Content starts
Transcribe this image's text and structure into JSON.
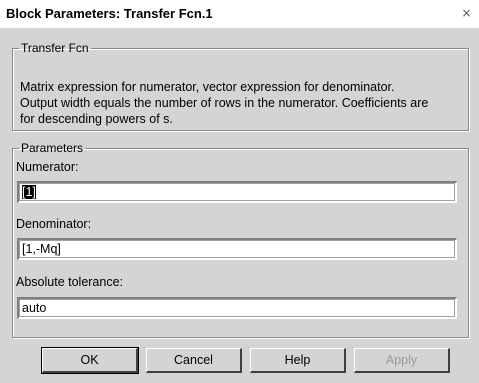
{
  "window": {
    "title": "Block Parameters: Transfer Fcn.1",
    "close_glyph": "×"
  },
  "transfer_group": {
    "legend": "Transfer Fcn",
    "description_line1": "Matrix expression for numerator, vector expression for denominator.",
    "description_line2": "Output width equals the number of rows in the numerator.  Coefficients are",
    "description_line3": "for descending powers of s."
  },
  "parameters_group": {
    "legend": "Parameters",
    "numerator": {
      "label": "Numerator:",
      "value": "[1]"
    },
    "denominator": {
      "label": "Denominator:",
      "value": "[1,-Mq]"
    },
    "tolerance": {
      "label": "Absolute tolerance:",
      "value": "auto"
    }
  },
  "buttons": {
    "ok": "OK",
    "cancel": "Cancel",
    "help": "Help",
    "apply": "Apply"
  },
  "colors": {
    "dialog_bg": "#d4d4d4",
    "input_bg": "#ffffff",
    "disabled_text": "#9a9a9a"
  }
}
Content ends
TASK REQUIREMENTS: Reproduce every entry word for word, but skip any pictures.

RESPONSE TO THIS EXERCISE:
Transcribe this image's text and structure into JSON.
{
  "window": {
    "title": "Block Parameters: Transfer Fcn.1",
    "close_glyph": "×"
  },
  "transfer_group": {
    "legend": "Transfer Fcn",
    "description_line1": "Matrix expression for numerator, vector expression for denominator.",
    "description_line2": "Output width equals the number of rows in the numerator.  Coefficients are",
    "description_line3": "for descending powers of s."
  },
  "parameters_group": {
    "legend": "Parameters",
    "numerator": {
      "label": "Numerator:",
      "value": "[1]"
    },
    "denominator": {
      "label": "Denominator:",
      "value": "[1,-Mq]"
    },
    "tolerance": {
      "label": "Absolute tolerance:",
      "value": "auto"
    }
  },
  "buttons": {
    "ok": "OK",
    "cancel": "Cancel",
    "help": "Help",
    "apply": "Apply"
  },
  "colors": {
    "dialog_bg": "#d4d4d4",
    "input_bg": "#ffffff",
    "disabled_text": "#9a9a9a"
  }
}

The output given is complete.